Hip replacement has traditionally been the last resort for patients with arthritis or other degenerative conditions. That may be changing.
One reason is that hip replacement has become more common. As more patients opted for hip replacement, new technologies and surgical procedures were developed to help meet the demand. Over time, replacement became an increasingly mainstream option for a wider and younger range of patients.
But hip replacement is still major surgery, with the risks and recovery time most major surgery involves. Fortunately, a new treatment option offers many hip-replacement candidates a less invasive, less risky alternative.

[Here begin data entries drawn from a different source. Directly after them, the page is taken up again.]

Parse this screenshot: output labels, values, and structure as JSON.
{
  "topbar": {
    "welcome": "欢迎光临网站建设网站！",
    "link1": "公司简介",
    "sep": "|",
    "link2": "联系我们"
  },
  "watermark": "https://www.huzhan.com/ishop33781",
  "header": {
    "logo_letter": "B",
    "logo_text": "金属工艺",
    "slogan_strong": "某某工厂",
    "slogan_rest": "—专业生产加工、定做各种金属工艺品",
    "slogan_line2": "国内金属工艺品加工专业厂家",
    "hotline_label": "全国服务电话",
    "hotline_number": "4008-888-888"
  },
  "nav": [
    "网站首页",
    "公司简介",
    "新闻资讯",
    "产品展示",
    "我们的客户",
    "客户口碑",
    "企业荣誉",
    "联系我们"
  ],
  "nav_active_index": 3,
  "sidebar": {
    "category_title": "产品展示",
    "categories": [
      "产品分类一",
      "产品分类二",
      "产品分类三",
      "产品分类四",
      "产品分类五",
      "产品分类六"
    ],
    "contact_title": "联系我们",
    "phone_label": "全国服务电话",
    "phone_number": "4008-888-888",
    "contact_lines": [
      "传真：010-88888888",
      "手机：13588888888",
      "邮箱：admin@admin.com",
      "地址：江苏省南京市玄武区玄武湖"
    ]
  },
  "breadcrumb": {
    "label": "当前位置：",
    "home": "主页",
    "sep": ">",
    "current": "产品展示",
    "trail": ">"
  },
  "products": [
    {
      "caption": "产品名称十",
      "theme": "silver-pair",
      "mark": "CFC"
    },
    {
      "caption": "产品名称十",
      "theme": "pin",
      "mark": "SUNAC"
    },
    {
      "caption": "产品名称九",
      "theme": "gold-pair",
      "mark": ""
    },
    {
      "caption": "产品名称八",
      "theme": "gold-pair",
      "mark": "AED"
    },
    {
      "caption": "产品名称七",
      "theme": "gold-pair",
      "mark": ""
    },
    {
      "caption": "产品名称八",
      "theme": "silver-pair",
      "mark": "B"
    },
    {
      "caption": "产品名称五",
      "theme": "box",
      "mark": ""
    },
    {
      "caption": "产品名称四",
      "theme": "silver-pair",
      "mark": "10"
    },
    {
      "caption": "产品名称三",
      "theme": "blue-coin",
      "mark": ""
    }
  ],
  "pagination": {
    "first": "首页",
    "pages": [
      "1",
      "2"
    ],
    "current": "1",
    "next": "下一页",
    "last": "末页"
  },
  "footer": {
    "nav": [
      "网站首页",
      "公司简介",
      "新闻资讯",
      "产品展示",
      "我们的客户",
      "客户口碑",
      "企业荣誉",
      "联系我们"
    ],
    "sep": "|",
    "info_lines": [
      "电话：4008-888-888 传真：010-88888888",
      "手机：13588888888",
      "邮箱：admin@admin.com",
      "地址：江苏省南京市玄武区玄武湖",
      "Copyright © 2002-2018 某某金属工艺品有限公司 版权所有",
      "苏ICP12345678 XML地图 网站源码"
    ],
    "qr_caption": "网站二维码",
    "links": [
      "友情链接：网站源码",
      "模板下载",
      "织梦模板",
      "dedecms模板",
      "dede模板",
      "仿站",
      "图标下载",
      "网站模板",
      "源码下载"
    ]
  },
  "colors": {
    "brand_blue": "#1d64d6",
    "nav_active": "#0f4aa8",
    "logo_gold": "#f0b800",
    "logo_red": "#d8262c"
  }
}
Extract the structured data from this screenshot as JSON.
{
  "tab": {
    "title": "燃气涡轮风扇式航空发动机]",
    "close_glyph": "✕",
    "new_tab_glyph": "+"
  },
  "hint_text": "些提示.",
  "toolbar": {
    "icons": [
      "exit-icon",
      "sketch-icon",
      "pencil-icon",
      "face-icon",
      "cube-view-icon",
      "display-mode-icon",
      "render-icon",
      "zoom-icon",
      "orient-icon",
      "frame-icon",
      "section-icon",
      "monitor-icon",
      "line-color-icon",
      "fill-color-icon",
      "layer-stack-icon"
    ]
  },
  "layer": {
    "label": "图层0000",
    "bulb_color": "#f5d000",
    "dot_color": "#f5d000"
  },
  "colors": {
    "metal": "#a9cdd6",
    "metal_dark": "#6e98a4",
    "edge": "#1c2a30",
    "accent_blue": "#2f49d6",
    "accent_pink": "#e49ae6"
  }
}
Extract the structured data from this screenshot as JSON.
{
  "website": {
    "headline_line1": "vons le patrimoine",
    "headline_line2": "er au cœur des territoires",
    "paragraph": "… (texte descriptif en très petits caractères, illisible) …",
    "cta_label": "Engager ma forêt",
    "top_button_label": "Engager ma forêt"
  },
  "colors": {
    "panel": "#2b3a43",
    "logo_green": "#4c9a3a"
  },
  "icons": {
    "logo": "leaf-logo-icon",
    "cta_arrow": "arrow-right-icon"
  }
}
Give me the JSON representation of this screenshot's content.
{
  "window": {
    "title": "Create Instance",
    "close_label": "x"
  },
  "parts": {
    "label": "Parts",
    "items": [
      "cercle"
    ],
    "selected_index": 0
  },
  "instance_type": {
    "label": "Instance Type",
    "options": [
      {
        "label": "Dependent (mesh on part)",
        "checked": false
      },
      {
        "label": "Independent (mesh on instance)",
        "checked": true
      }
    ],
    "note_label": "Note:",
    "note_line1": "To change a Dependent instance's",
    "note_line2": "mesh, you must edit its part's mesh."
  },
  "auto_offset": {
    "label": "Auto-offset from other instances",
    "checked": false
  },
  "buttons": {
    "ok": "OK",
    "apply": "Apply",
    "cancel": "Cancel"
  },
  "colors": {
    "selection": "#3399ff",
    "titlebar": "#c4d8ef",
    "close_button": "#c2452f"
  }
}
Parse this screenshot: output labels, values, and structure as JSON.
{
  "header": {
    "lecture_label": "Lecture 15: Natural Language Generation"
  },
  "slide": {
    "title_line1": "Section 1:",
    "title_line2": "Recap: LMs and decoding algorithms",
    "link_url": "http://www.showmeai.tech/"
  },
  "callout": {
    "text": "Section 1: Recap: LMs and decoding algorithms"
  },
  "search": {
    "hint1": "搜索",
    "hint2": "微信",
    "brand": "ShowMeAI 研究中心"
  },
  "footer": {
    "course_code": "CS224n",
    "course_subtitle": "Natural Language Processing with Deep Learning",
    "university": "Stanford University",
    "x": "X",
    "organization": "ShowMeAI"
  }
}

Subchondroplasty, as the treatment is known, fills gaps in damaged hip joints with a compound that hardens to mimic healthy bone. This injection stimulates the production of real healthy bone around the compound. New bone growth eventually replaces the compound altogether, creating a permanent solution to the problem.
In some ways, this is a more gradual approach: instead of swapping out the hip joint for an artificial one, subchondroplasty relies on time to achieve its full result. But because it is so much less invasive than traditional hip replacement, the new procedure involves significantly less recovery time.
Hip-replacement patients are usually discharged from the hospital after a few days. They then begin an often-difficult recovery at home, managing the pain associated with their surgery and relying on walkers or crutches for several weeks.
Subchondroplasty, on the other hand, usually doesn’t involve an overnight stay. Recovery time can be similar to that of hip replacement, with two or three weeks on walkers or crutches. But patients tend to experience significantly less pain during recovery, and the minimally invasive nature of the procedure invites fewer extra complications.
For some patients, hip replacement will still be the primary long-term option.
Arthritis can progress beyond subchondroplasty’s ability to fix the damage. As we age, we are less able to quickly grow new tissue, meaning that subchondroplasty may not be advisable for older patients.
But for many, including the younger patients who have joined the hip-replacement ranks in recent decades, the new procedure offers a host of advantages.
Because subchondroplasty is a relatively new procedure, no clinical studies are available to document its long-term effectiveness. Zimmer Biomet, which makes the compound involved in subchondroplasty, is currently conducting a post-market clinical outcomes study expected to conclude in March of 2022. In the meantime, interested patients should contact their doctors to see if they are strong candidates for the procedure.Leave a reply